"A Little Sex" opens with a gargantuan close-up of a match head igniting and being applied to the tip of a cigarette. The cigarette burns down to the filter, causing an elongated and hideously enlarged ash to collapse at the fadeout. If it weren't for the lettering of the credits and the sound of Melissa Manchester torching a theme song, suggestively titled "Your Place or Mine," this spectacle might be mistaken for a brilliant abstract short commissioned by the American Cancer Society to discourage smoking.

The credit teaser is meant to be symbolic all right. We learn that the morose hero, Michael Donovan, a director of TV commercials played by Tim Matheson, hasn't been able to break a smoking habit. It's one of novice screenwriter Robert De Laurentis' little conceits to equate this weakness with Michael's inability to swear off a glamorously loose sex life after he becomes a bridegroom. Exploiting the "theme" of compulsive infidelity with a coy, hypocritical obtuseness that defies toleration even in the context of a trifling romantic comedy, De Laurentis ensures a brief, droopy, ashen box-office future for "A Little Sex." Indeed, this is the kind of ignominious little loser that usually fails to pay for a theater's nightly electrical costs.

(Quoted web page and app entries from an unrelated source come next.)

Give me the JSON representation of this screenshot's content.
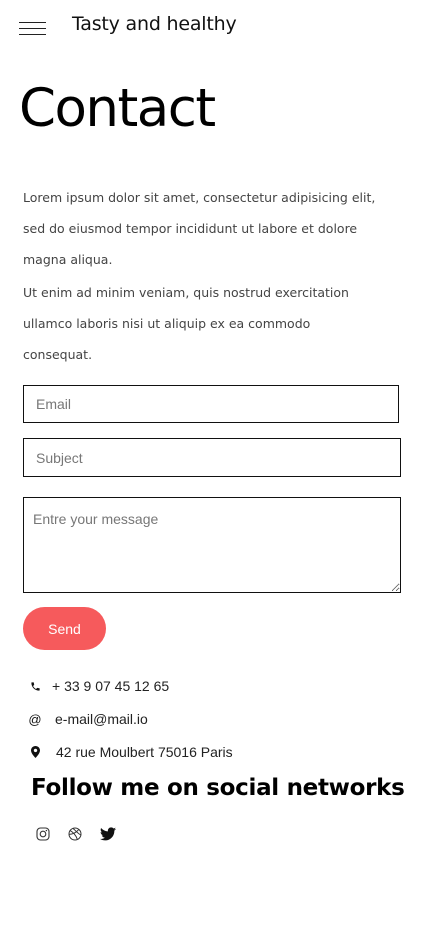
{
  "header": {
    "brand": "Tasty and healthy",
    "menu_icon": "hamburger-menu-icon"
  },
  "page": {
    "title": "Contact",
    "intro": [
      "Lorem ipsum dolor sit amet, consectetur adipisicing elit, sed do eiusmod tempor incididunt ut labore et dolore magna aliqua.",
      "Ut enim ad minim veniam, quis nostrud exercitation ullamco laboris nisi ut aliquip ex ea commodo consequat."
    ]
  },
  "form": {
    "email_placeholder": "Email",
    "subject_placeholder": "Subject",
    "message_placeholder": "Entre your message",
    "send_label": "Send",
    "send_color": "#f65a5c"
  },
  "contact": {
    "phone": "+ 33 9 07 45 12 65",
    "email_symbol": "@",
    "email": "e-mail@mail.io",
    "address": "42 rue Moulbert 75016 Paris"
  },
  "social": {
    "title": "Follow me on social networks",
    "icons": [
      "instagram-icon",
      "dribbble-icon",
      "twitter-icon"
    ]
  }
}
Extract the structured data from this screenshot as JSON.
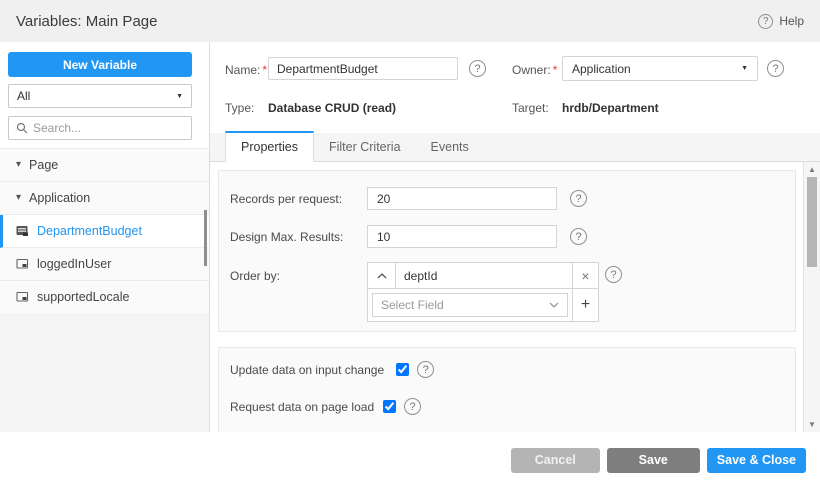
{
  "header": {
    "title": "Variables: Main Page",
    "help_label": "Help"
  },
  "sidebar": {
    "new_variable_label": "New Variable",
    "filter_value": "All",
    "search_placeholder": "Search...",
    "tree": [
      {
        "label": "Page",
        "type": "group",
        "expanded": true
      },
      {
        "label": "Application",
        "type": "group",
        "expanded": true
      },
      {
        "label": "DepartmentBudget",
        "type": "crud-variable",
        "selected": true
      },
      {
        "label": "loggedInUser",
        "type": "variable",
        "selected": false
      },
      {
        "label": "supportedLocale",
        "type": "variable",
        "selected": false
      }
    ]
  },
  "details": {
    "required_marker": "*",
    "name_label": "Name:",
    "name_value": "DepartmentBudget",
    "owner_label": "Owner:",
    "owner_value": "Application",
    "type_label": "Type:",
    "type_value": "Database CRUD (read)",
    "target_label": "Target:",
    "target_value": "hrdb/Department"
  },
  "tabs": [
    {
      "label": "Properties",
      "active": true
    },
    {
      "label": "Filter Criteria",
      "active": false
    },
    {
      "label": "Events",
      "active": false
    }
  ],
  "properties": {
    "records_per_request": {
      "label": "Records per request:",
      "value": "20"
    },
    "design_max_results": {
      "label": "Design Max. Results:",
      "value": "10"
    },
    "order_by": {
      "label": "Order by:",
      "field": "deptId",
      "select_placeholder": "Select Field"
    },
    "update_on_input": {
      "label": "Update data on input change",
      "checked": true
    },
    "request_on_load": {
      "label": "Request data on page load",
      "checked": true
    }
  },
  "footer": {
    "cancel_label": "Cancel",
    "save_label": "Save",
    "save_close_label": "Save & Close"
  },
  "colors": {
    "accent": "#2196f3",
    "cancel_gray": "#b4b4b4",
    "save_gray": "#7f7f7f",
    "required_red": "#e53935"
  }
}
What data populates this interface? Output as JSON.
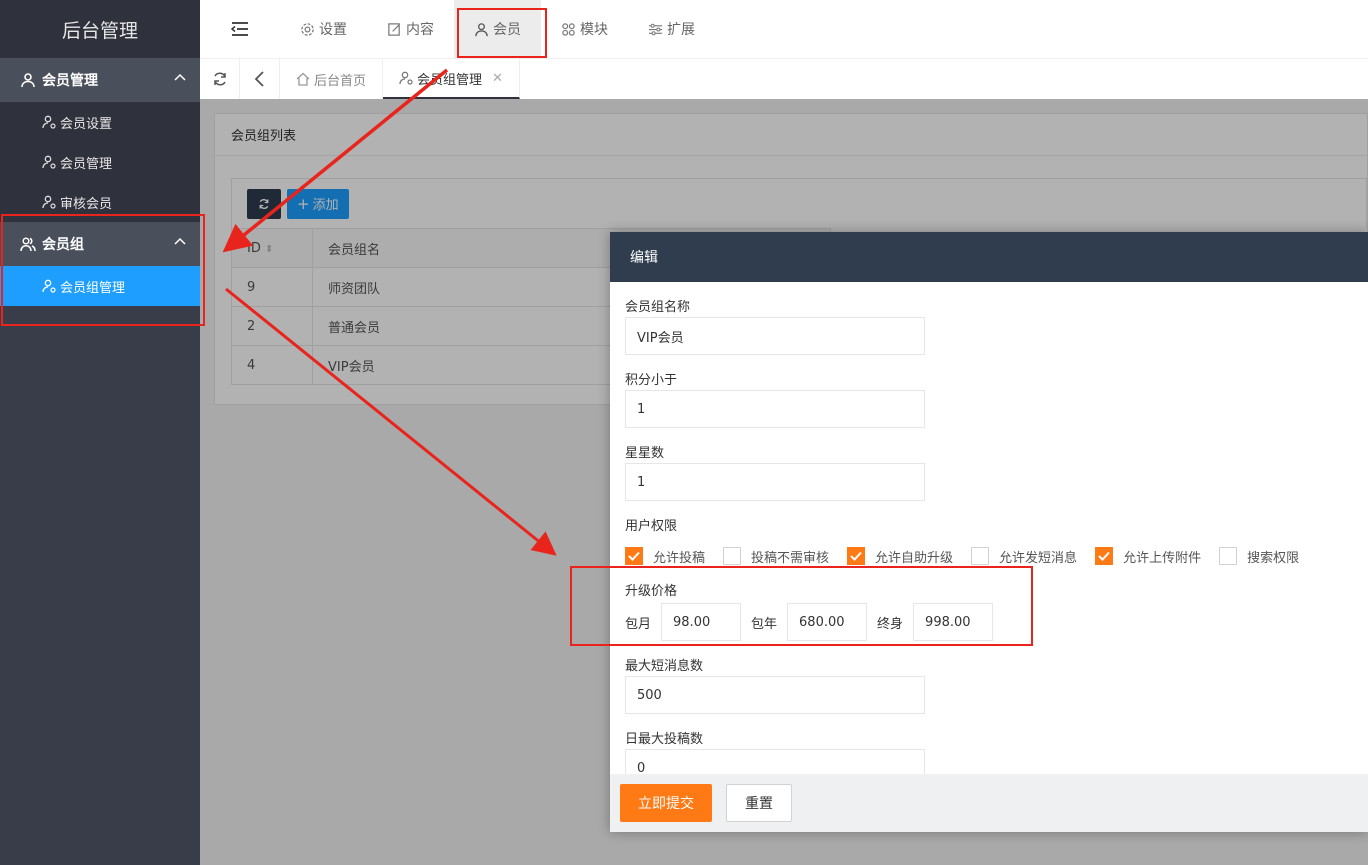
{
  "sidebar": {
    "logo": "后台管理",
    "groups": [
      {
        "label": "会员管理",
        "items": [
          {
            "label": "会员设置"
          },
          {
            "label": "会员管理"
          },
          {
            "label": "审核会员"
          }
        ]
      },
      {
        "label": "会员组",
        "items": [
          {
            "label": "会员组管理"
          }
        ]
      }
    ]
  },
  "header": {
    "nav": [
      {
        "label": "设置"
      },
      {
        "label": "内容"
      },
      {
        "label": "会员"
      },
      {
        "label": "模块"
      },
      {
        "label": "扩展"
      }
    ]
  },
  "tabs": [
    {
      "label": "后台首页"
    },
    {
      "label": "会员组管理"
    }
  ],
  "panel": {
    "title": "会员组列表",
    "add_label": "添加",
    "columns": [
      "ID",
      "会员组名"
    ],
    "rows": [
      {
        "id": "9",
        "name": "师资团队"
      },
      {
        "id": "2",
        "name": "普通会员"
      },
      {
        "id": "4",
        "name": "VIP会员"
      }
    ]
  },
  "modal": {
    "title": "编辑",
    "fields": {
      "group_name": {
        "label": "会员组名称",
        "value": "VIP会员"
      },
      "points_less": {
        "label": "积分小于",
        "value": "1"
      },
      "stars": {
        "label": "星星数",
        "value": "1"
      }
    },
    "permissions": {
      "label": "用户权限",
      "options": [
        {
          "label": "允许投稿",
          "checked": true
        },
        {
          "label": "投稿不需审核",
          "checked": false
        },
        {
          "label": "允许自助升级",
          "checked": true
        },
        {
          "label": "允许发短消息",
          "checked": false
        },
        {
          "label": "允许上传附件",
          "checked": true
        },
        {
          "label": "搜索权限",
          "checked": false
        }
      ]
    },
    "upgrade": {
      "label": "升级价格",
      "monthly_label": "包月",
      "monthly": "98.00",
      "yearly_label": "包年",
      "yearly": "680.00",
      "lifetime_label": "终身",
      "lifetime": "998.00"
    },
    "max_messages": {
      "label": "最大短消息数",
      "value": "500"
    },
    "max_daily_posts": {
      "label": "日最大投稿数",
      "value": "0"
    },
    "submit_label": "立即提交",
    "reset_label": "重置"
  },
  "colors": {
    "accent_orange": "#ff7a14",
    "active_blue": "#1e9fff",
    "annotation_red": "#e8241c"
  }
}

The hopelessly trivial nature of Michael's dilemma is summarized in the opening expository sequence, when he seeks advice from big brother Tommy, identified as a vet at the Central Park Zoo and portrayed with airy amusement by Edward Herrmann, who is able to breeze through the enveloping drivel by monopolizing the droll, worldly wise lines. Meanwhile poor Matheson, a blithe charmer himself not so long ago as the ringleader in "National Lampoon's Animal House," must scowl and fret to reflect a melancholy, conscience-stricken frame of mind.

"Why," Michael asks, "can't I have a cup of coffee with a woman without ending up in bed with her?" Although Michael's profession exposes him to an abnormal concentration of beautiful women, there are limits--to credibility, if nothing else. Since Matheson doesn't betray an ironic smile while speaking this hilariously hyperbolic line, one gathers that it's supposed to be taken seriously, a self-evident impossibility. A cheerfully libidinous rascal in "Animal House," Matheson has suddenly lost his blooming good humor in "A Little Sex," and the change doesn't suit him.

Moreover, Michael and his bride, Katherine, a parochial-school teacher played by Kate Capshaw, whose most notable attribute is a head of bouncy brown curls, present such an infantile image of young marrieds that you quickly cease to care whether they make a go of things, break up, swing from the rafters or vanish from the face of the screen. The earnest note Michael sounds in conversation with his brother somehow disappears when he encounters Katherine. They "meet cute" by carrying on a bogus racy conversation within earshot of supposedly scandalized innocent bystanders at a grocery store. Then they chase each other home to bed.

Unfortunately, the script prattles on. Michael and Katherine indulge in another exhibitionistic prank while shopping for a bed and then tie the knot. Still surrounded by voluptuous temptation, Michael weakens. Kate finds him in a compromising position at the office one evening. The situation is doubly poignant because she, acting upon the zany advice of a colleague, has decided to surprise him by showing up with nothing on under her raincoat. The funniest line in the show grows out of this Embarrassing Moment, although it's played with agonizing seriousness. Running after his outraged spouse while still buckling his trousers, Michael pleads, "It's not what you think!"

After a period of disgrace, which also permits the injured bride to turn the tables by sampling an adulterous snack herself, a contrite Michael is given the opportunity to make amends, although it appears he may have reformed at the cost of permanent disadvantage on the conjugal front. Michael reaches the conclusion that "All the one-night stands aren't worth one minute with the person you love," while Katherine, who found her one-night stand pretty tingly, makes peace on a suspiciously conditional note: "As good as that kind of sex is, it's not worth giving up a marriage for." That's some meeting of the minds.

I realize I'm a strait-laced spoilsport about these matters, but it's my impression that fidelity is not a herculean achievement for men who are sincerely in love with their wives, couldn't imagine living without them and have convictions about the sanctity of marriage. "A Little Sex" asks us to derive both sniggery amusement and spongy empathy from the notion that Michael is profoundly stuck on Katherine but can't summon the will power to resist fooling around while still a newlywed. It would require an ingenious humorist to make something substantial out of so delapidated a premise. Lacking that resource, "A Little Sex" goes up in smoke while attempting to blow smoke at the audience.